Sept. 8, 2006—The FedEx Master Executive Council approves the tentative contract agreement that its Negotiating Committee reached with FedEx management on August 26. The MEC unanimously recommends that the FedEx pilots ratify the TA. The new agreement provides industry-leading pay, improved retirement benefits for pilots through changes in both the defined-benefit and defined-contribution plans, improved healthcare benefits, stronger job security provisions, and strengthened and enhanced work rules. On October 17, pilots overwhelmingly approve the contract, which will take effect on October 30—successfully concluding a negotiation process that began in 2004.

Remembering Fallen Comrades
Sept. 11, 2006—More than 300 flightcrew members, flight attendants, ALPA staff, friends, and family gather on September 11 to attend the dedication ceremony of the ALPA 9/11 Memorial outside the Herndon, Va., office. Other such groups also gather in Shanksville, Pa., and New York City to join in memorial services there.

New Directions
Oct. 16-19, 2006—ALPA holds it 41st regular Board of Directors meeting in Las Vegas, Nev. Delegates elect Capt. John Prater (Continental) to serve as the Association’s eighth president. During the meeting, Capt. Frank Mayne (Delta, Ret.) is honored as just the second recipient of ALPA’s David Behncke Lifetime Achievement Award, which the Executive Council established in 2000 to recognize an ALPA member who, during the course of his or her career, has made an extraordinary contribution to the Association, to its members, and to trade unionism.

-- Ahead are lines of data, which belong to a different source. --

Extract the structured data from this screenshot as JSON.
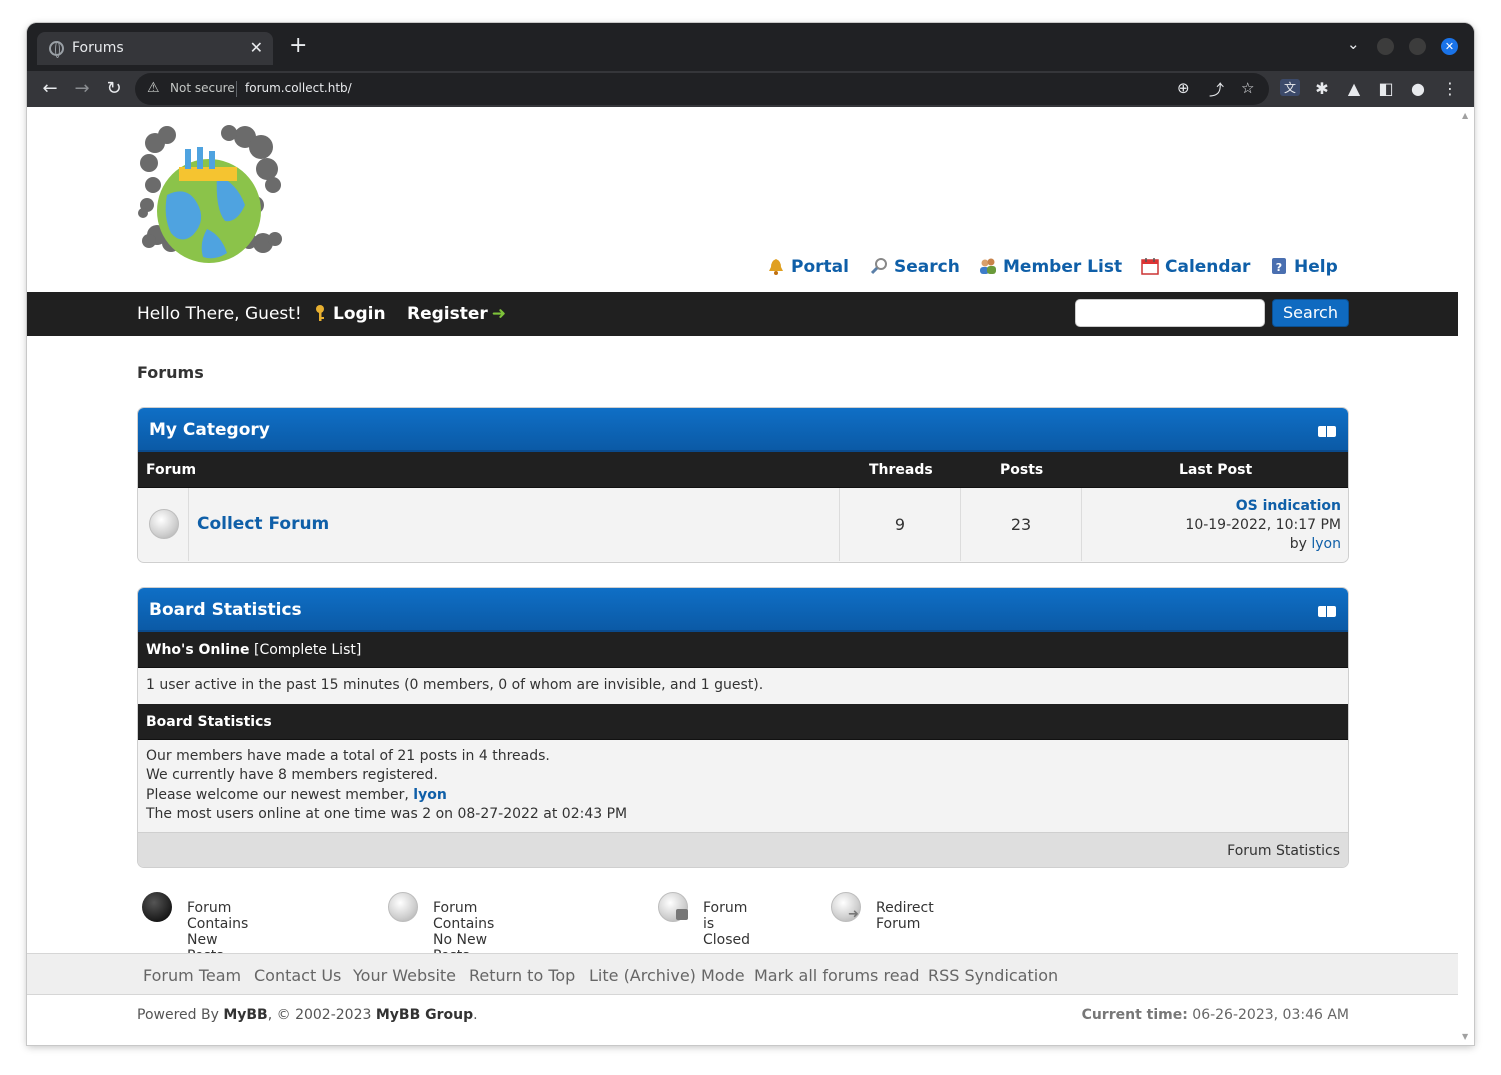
{
  "browser": {
    "tab_title": "Forums",
    "security_label": "Not secure",
    "url": "forum.collect.htb/"
  },
  "header": {
    "menu": [
      {
        "label": "Portal",
        "icon": "bell-icon"
      },
      {
        "label": "Search",
        "icon": "magnifier-icon"
      },
      {
        "label": "Member List",
        "icon": "members-icon"
      },
      {
        "label": "Calendar",
        "icon": "calendar-icon"
      },
      {
        "label": "Help",
        "icon": "help-icon"
      }
    ]
  },
  "panel": {
    "greeting": "Hello There, Guest!",
    "login_label": "Login",
    "register_label": "Register",
    "search_button": "Search",
    "search_value": ""
  },
  "breadcrumb": "Forums",
  "category": {
    "title": "My Category",
    "columns": {
      "forum": "Forum",
      "threads": "Threads",
      "posts": "Posts",
      "last_post": "Last Post"
    },
    "forums": [
      {
        "name": "Collect Forum",
        "threads": "9",
        "posts": "23",
        "last_post_title": "OS indication",
        "last_post_date": "10-19-2022, 10:17 PM",
        "last_post_by": "by",
        "last_post_user": "lyon"
      }
    ]
  },
  "stats": {
    "title": "Board Statistics",
    "whos_online_label": "Who's Online",
    "complete_list_label": "[Complete List]",
    "online_text": "1 user active in the past 15 minutes (0 members, 0 of whom are invisible, and 1 guest).",
    "section_label": "Board Statistics",
    "line1": "Our members have made a total of 21 posts in 4 threads.",
    "line2": "We currently have 8 members registered.",
    "line3_prefix": "Please welcome our newest member,",
    "newest_member": "lyon",
    "line4": "The most users online at one time was 2 on 08-27-2022 at 02:43 PM",
    "footer_link": "Forum Statistics"
  },
  "legend": [
    {
      "label": "Forum Contains New Posts",
      "icon": "new-posts-icon"
    },
    {
      "label": "Forum Contains No New Posts",
      "icon": "no-new-posts-icon"
    },
    {
      "label": "Forum is Closed",
      "icon": "forum-closed-icon"
    },
    {
      "label": "Redirect Forum",
      "icon": "redirect-forum-icon"
    }
  ],
  "footer": {
    "links": [
      "Forum Team",
      "Contact Us",
      "Your Website",
      "Return to Top",
      "Lite (Archive) Mode",
      "Mark all forums read",
      "RSS Syndication"
    ],
    "powered_prefix": "Powered By",
    "powered_mybb": "MyBB",
    "copyright_mid": ", © 2002-2023",
    "mybb_group": "MyBB Group",
    "current_time_label": "Current time:",
    "current_time_value": "06-26-2023, 03:46 AM"
  },
  "colors": {
    "accent": "#0f6ac0",
    "link": "#0f5fa8",
    "panel": "#202020"
  }
}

Mayne had served for 15 years as chairman of ALPA's Education Committee and before that as an executive vice-president and an LEC chairman, and on other committees and in other offices.

TA Reached at Mesaba
Oct. 28, 2006—The Mesaba pilots’ Negotiating Committee reaches a tentative agreement with management after years of stalled negotiations and court proceedings. The Mesaba MEC endorses the tentative agreement with management and recommends that the pilot group ratifies it. The TA recaptures wage cuts, provides across-the-board increases after the contract’s amendable date to provide a disincentive to prolonged bargaining, adds substantial protection against further cuts while in bankruptcy, and establishes a substantial bankruptcy claim to repay pilots for losses incurred from contract changes. On November 27, the pilots’ votes are counted, and the TA is ratified.

Contract Extension at ExpressJet
Nov. 28, 2006—ExpressJet pilots ratify a tentative agreement that extends the amendable date of their current collective bargaining agreement by 2 years—until Nov. 30, 2010. The agreement, which takes effective December 1, includes yearly pay increases during the extension period that are greater than those in the current contract and adds several key scheduling upgrades that improve pilots’ quality of life. In addition, a section addressing the airline’s new charter operations provides a significant increase in compensation for both captains and first officers, two vacation options depending on whether the pilot wants to maximize time off or pay, and work rule changes to address the unique challenges of charter operations. It also includes an implementation and reopening provision that allows the parties to adapt the charter provisions to changes in the operation and to reopen the entire charter section after a year of operation.

Workers’ Rights Rally
Dec. 8, 2006—ALPA pilots and staff join other unions in a rally near the U.S. Capitol to demand that the next Congress restore and honor the rights of airline pilots and other working Americans. Nearly 100 ALPA pilots and staff stand their ground, demanding that the new Congress pass pro-worker legislation, including the Employee Free Choice Act, which would enable employees to choose freely whether they can join a union, without the threat of intimidation. According to ALPA’s president-elect, Capt. John Prater, “This rally sends a strong message to the new Congress. They must respect the rights of all working Americans, including airline pilots. Now it’s our turn--airline managements and CEOs need to wait in line.”